- TASK TO COMPLETE: If a line in the entries below includes "data", pick it out and copy it.
Segment Open
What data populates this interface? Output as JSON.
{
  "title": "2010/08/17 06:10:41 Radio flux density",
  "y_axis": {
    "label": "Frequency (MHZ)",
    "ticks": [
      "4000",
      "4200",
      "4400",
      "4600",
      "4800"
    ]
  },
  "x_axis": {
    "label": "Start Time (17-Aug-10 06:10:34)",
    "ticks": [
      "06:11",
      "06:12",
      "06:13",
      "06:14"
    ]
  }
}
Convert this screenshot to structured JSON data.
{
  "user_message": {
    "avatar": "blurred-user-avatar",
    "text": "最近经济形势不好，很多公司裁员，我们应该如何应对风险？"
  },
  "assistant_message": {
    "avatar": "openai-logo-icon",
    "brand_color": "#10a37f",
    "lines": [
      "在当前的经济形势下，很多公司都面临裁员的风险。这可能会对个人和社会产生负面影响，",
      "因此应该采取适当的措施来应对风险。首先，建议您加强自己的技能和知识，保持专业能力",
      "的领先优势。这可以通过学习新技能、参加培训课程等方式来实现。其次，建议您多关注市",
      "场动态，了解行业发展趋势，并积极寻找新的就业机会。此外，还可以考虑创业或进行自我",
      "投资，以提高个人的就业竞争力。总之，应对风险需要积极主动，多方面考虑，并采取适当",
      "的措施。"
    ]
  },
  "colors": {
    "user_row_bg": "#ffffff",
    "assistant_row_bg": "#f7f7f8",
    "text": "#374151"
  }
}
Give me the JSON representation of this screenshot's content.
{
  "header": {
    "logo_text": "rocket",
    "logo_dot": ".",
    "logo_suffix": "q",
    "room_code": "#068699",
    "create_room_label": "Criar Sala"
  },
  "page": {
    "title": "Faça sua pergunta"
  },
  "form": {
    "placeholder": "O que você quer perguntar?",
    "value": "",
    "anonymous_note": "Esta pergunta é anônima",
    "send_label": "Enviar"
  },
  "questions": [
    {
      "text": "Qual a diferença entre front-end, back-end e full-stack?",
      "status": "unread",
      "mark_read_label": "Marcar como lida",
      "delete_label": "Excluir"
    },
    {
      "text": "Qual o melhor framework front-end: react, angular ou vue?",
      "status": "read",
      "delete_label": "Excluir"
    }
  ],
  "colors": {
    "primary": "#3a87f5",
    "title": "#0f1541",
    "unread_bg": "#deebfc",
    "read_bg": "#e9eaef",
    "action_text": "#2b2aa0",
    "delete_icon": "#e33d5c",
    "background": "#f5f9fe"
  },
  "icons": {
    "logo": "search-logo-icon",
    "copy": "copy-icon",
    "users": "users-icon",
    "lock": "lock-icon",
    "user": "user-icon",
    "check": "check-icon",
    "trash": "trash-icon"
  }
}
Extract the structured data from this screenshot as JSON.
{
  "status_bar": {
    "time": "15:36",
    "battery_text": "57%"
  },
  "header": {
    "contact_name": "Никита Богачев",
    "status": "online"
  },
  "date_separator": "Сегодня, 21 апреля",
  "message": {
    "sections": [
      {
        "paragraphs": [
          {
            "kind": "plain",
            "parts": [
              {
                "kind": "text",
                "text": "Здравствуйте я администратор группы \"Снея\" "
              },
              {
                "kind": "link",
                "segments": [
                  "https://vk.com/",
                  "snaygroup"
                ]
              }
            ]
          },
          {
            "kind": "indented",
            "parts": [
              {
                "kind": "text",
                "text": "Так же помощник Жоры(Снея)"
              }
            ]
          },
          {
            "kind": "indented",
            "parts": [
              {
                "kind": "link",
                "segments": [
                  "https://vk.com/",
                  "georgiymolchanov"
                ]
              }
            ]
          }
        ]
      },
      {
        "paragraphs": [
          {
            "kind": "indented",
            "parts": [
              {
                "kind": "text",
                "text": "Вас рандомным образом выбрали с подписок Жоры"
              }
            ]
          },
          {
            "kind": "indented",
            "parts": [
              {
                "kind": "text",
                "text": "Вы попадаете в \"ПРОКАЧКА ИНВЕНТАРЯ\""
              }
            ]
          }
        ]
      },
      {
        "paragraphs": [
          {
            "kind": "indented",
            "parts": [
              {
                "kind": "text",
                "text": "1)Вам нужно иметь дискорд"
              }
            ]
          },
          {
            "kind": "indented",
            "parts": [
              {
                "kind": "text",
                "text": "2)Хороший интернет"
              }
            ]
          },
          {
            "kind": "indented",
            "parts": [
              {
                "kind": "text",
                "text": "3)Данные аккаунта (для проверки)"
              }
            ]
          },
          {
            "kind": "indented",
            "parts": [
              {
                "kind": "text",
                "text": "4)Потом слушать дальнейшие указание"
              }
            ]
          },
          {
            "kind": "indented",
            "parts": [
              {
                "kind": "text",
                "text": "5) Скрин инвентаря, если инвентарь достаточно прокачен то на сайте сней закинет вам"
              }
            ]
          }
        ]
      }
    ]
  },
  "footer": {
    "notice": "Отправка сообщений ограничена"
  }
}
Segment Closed
- YOUR RESPONSE:
What data populates this interface? Output as JSON.
Convert this screenshot to structured JSON data.
Extract the structured data from this screenshot as JSON.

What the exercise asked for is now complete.